- [To do]: Go over the entries below line by line, copying each one that contains the word "echo".

Records from a data collection:
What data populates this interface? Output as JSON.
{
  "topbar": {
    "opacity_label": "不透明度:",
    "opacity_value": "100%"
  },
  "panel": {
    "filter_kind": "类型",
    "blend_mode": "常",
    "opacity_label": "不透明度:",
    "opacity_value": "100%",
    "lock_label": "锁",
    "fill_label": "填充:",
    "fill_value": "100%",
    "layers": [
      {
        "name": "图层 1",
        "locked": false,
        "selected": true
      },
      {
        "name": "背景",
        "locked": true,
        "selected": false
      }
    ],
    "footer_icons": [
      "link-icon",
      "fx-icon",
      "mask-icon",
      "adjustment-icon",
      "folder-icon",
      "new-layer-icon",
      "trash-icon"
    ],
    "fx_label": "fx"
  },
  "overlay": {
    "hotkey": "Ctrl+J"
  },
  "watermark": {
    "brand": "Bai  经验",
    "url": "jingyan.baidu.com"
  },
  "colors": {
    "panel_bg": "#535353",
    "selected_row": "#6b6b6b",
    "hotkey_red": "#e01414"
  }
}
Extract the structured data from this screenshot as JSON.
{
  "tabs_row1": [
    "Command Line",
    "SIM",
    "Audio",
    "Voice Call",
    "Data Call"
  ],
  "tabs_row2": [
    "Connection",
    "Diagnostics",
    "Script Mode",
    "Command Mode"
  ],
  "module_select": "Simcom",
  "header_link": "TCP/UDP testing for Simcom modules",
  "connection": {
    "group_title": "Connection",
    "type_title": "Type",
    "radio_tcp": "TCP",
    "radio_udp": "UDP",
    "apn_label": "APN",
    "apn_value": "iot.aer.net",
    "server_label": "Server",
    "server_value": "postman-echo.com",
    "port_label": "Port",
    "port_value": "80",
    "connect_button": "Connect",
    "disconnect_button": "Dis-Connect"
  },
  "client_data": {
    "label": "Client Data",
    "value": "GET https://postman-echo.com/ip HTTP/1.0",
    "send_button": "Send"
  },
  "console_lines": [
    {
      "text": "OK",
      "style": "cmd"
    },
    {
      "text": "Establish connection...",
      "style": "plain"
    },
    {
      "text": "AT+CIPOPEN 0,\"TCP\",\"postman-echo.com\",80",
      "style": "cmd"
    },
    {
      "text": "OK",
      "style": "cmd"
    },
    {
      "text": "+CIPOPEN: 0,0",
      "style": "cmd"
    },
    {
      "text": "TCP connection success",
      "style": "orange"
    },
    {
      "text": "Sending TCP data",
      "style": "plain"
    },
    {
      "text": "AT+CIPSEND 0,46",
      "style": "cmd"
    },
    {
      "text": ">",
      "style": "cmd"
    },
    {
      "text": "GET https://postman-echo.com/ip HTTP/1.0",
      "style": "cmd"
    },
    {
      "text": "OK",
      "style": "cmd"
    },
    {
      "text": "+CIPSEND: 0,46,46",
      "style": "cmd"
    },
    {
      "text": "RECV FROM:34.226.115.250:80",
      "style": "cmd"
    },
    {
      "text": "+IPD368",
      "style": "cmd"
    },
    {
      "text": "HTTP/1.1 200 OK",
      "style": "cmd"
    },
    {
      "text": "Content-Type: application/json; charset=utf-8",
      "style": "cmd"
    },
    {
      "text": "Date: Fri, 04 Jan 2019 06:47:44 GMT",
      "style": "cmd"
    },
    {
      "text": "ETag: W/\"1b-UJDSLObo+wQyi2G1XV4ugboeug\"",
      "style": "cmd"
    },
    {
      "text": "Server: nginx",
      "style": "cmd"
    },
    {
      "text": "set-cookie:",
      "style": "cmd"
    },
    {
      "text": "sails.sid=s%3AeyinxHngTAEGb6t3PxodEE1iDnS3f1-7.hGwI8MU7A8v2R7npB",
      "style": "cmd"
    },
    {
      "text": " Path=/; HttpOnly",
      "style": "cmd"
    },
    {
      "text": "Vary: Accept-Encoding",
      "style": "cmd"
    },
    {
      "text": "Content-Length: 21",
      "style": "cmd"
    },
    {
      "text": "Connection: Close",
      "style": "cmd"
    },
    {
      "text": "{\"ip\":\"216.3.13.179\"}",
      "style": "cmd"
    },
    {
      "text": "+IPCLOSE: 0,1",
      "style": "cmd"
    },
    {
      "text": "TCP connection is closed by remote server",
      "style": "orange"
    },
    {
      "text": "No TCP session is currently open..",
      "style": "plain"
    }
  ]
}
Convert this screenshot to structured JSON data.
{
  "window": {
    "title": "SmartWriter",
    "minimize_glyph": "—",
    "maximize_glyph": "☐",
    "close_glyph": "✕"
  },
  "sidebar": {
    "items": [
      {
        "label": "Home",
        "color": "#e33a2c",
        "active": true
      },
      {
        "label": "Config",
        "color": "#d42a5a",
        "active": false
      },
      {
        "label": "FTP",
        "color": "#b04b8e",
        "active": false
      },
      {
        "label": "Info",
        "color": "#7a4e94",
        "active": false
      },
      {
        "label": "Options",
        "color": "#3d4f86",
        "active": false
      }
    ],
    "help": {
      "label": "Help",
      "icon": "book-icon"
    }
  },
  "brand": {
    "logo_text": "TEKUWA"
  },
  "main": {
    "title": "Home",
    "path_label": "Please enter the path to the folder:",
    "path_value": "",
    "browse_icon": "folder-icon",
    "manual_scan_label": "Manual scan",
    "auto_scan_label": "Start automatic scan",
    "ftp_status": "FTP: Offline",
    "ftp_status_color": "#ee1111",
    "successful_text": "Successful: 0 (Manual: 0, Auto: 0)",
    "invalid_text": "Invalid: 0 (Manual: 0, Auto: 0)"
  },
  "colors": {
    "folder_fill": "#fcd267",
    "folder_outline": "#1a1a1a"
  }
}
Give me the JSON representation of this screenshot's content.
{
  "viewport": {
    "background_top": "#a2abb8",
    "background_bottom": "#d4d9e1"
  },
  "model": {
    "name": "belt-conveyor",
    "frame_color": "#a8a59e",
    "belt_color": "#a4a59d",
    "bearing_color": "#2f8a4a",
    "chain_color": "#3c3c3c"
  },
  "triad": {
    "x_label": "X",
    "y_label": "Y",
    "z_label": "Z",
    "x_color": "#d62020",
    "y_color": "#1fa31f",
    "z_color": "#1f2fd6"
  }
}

- [Output of the exercise]:
    "server_value": "postman-echo.com",
    "value": "GET https://postman-echo.com/ip HTTP/1.0",
      "text": "AT+CIPOPEN 0,\"TCP\",\"postman-echo.com\",80",
      "text": "GET https://postman-echo.com/ip HTTP/1.0",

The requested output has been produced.